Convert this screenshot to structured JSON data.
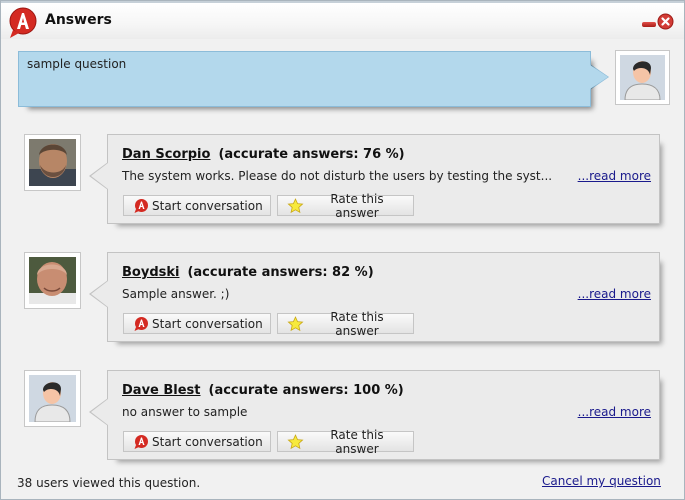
{
  "window": {
    "title": "Answers",
    "logo_icon": "app-logo-icon",
    "minimize_icon": "minimize-icon",
    "close_icon": "close-icon"
  },
  "question": {
    "text": "sample question",
    "asker_avatar_icon": "default-user-avatar"
  },
  "answers": [
    {
      "user": "Dan Scorpio",
      "accuracy": "(accurate answers: 76 %)",
      "text": "The system works. Please do not disturb the users by testing the syst...",
      "read_more": "...read more",
      "start_label": "Start conversation",
      "rate_label": "Rate this answer",
      "avatar": "photo"
    },
    {
      "user": "Boydski",
      "accuracy": "(accurate answers: 82 %)",
      "text": "Sample answer.  ;)",
      "read_more": "...read more",
      "start_label": "Start conversation",
      "rate_label": "Rate this answer",
      "avatar": "photo"
    },
    {
      "user": "Dave Blest",
      "accuracy": "(accurate answers: 100 %)",
      "text": "no answer to sample",
      "read_more": "...read more",
      "start_label": "Start conversation",
      "rate_label": "Rate this answer",
      "avatar": "default-user-avatar"
    }
  ],
  "footer": {
    "status": "38 users viewed this question.",
    "cancel_label": "Cancel my question"
  },
  "colors": {
    "question_bg": "#b3d8ec",
    "card_bg": "#ebebeb",
    "link": "#1a1a8c",
    "brand_red": "#d42a22"
  }
}
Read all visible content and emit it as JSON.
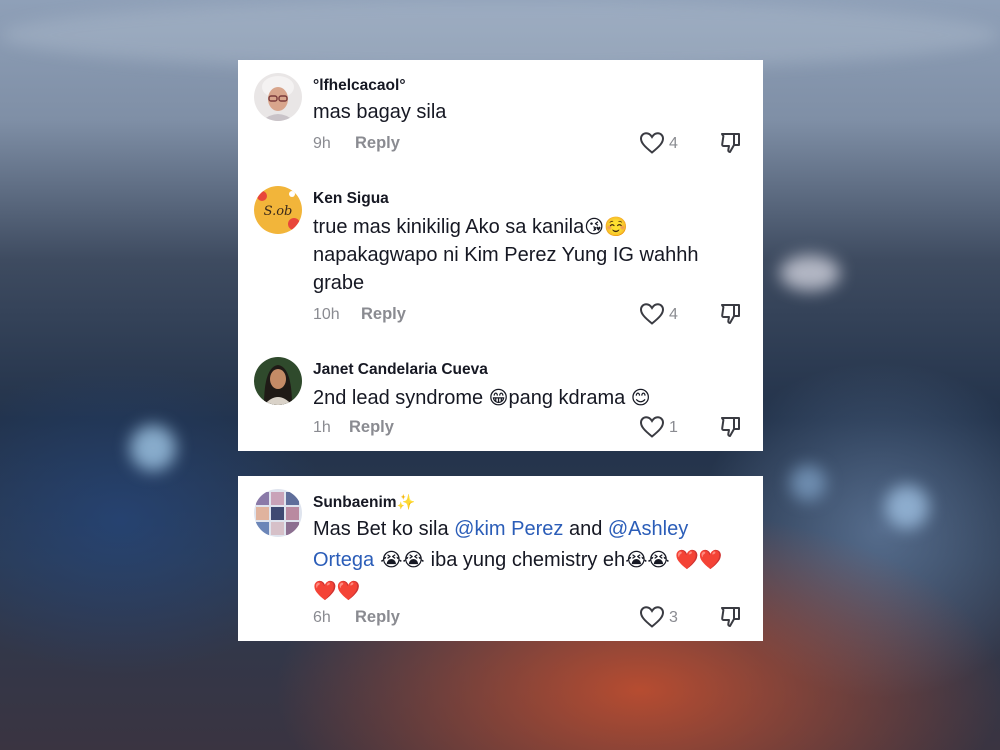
{
  "comments": [
    {
      "username": "°lfhelcacaol°",
      "text": "mas bagay sila",
      "emoji": "",
      "time": "9h",
      "reply_label": "Reply",
      "likes": "4"
    },
    {
      "username": "Ken Sigua",
      "text": "true mas kinikilig Ako sa kanila",
      "emoji": "😘☺️",
      "text2": "napakagwapo ni Kim Perez Yung IG wahhh grabe",
      "time": "10h",
      "reply_label": "Reply",
      "likes": "4"
    },
    {
      "username": "Janet Candelaria Cueva",
      "text": "2nd lead syndrome ",
      "emoji": "😁",
      "text2": "pang kdrama ",
      "emoji2": "😊",
      "time": "1h",
      "reply_label": "Reply",
      "likes": "1"
    },
    {
      "username": "Sunbaenim",
      "username_emoji": "✨",
      "text_prefix": "Mas Bet ko sila ",
      "mention1": "@kim Perez",
      "text_mid": " and ",
      "mention2": "@Ashley Ortega",
      "emoji_a": " 😭😭 ",
      "text_end": "iba yung chemistry eh",
      "emoji_b": "😭😭",
      "hearts": "❤️❤️❤️❤️",
      "time": "6h",
      "reply_label": "Reply",
      "likes": "3"
    }
  ],
  "colors": {
    "text": "#161823",
    "muted": "#8a8b91",
    "mention": "#2b5db8"
  },
  "icons": {
    "like": "heart-outline-icon",
    "dislike": "thumbs-down-icon"
  }
}
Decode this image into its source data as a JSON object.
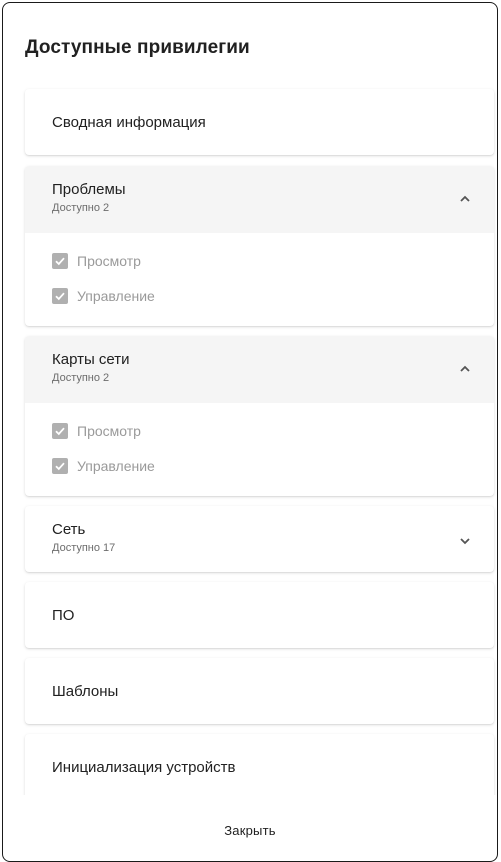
{
  "dialog": {
    "title": "Доступные привилегии",
    "close_label": "Закрыть"
  },
  "sections": [
    {
      "title": "Сводная информация"
    },
    {
      "title": "Проблемы",
      "subtitle": "Доступно 2",
      "expanded": true,
      "permissions": [
        {
          "label": "Просмотр",
          "checked": true
        },
        {
          "label": "Управление",
          "checked": true
        }
      ]
    },
    {
      "title": "Карты сети",
      "subtitle": "Доступно 2",
      "expanded": true,
      "permissions": [
        {
          "label": "Просмотр",
          "checked": true
        },
        {
          "label": "Управление",
          "checked": true
        }
      ]
    },
    {
      "title": "Сеть",
      "subtitle": "Доступно 17",
      "expanded": false
    },
    {
      "title": "ПО"
    },
    {
      "title": "Шаблоны"
    },
    {
      "title": "Инициализация устройств"
    }
  ],
  "icons": {
    "expanded": "chevron-up-icon",
    "collapsed": "chevron-down-icon",
    "checkbox": "checkbox-checked-icon"
  },
  "colors": {
    "header_expanded_bg": "#f5f5f5",
    "checkbox_disabled": "#b0b0b0",
    "border": "#1a1a1a"
  }
}
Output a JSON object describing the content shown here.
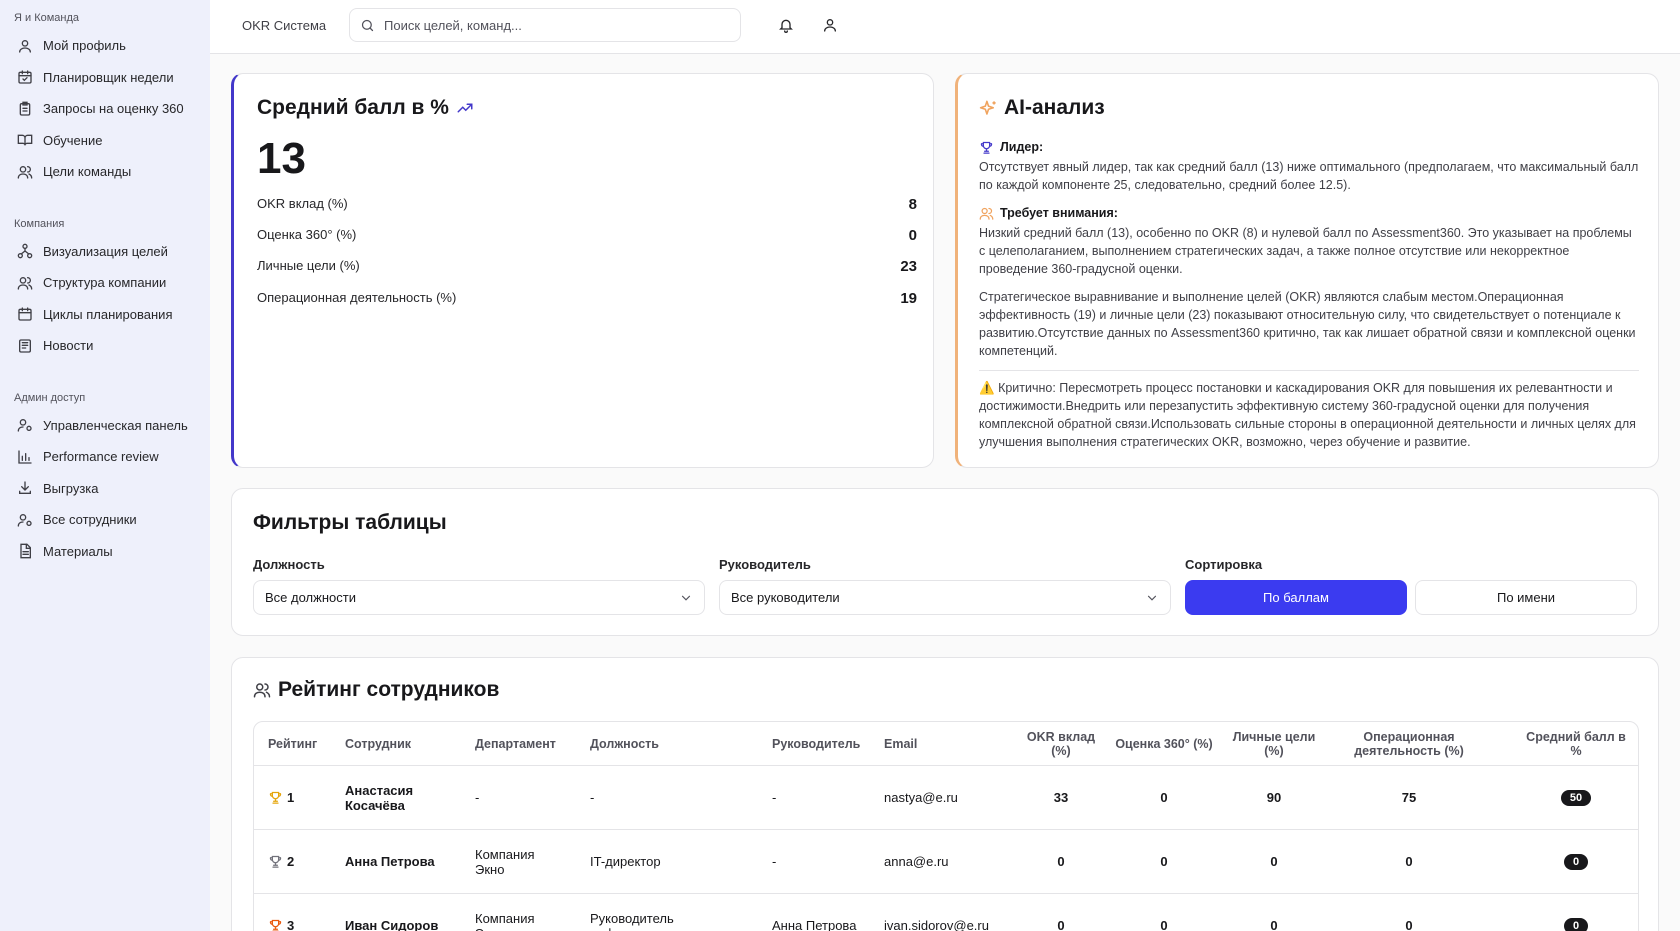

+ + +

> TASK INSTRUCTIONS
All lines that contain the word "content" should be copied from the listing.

> EXPECTED ANSWER
Read all visible content and emit it as JSON.
Output a JSON object describing the content shown here.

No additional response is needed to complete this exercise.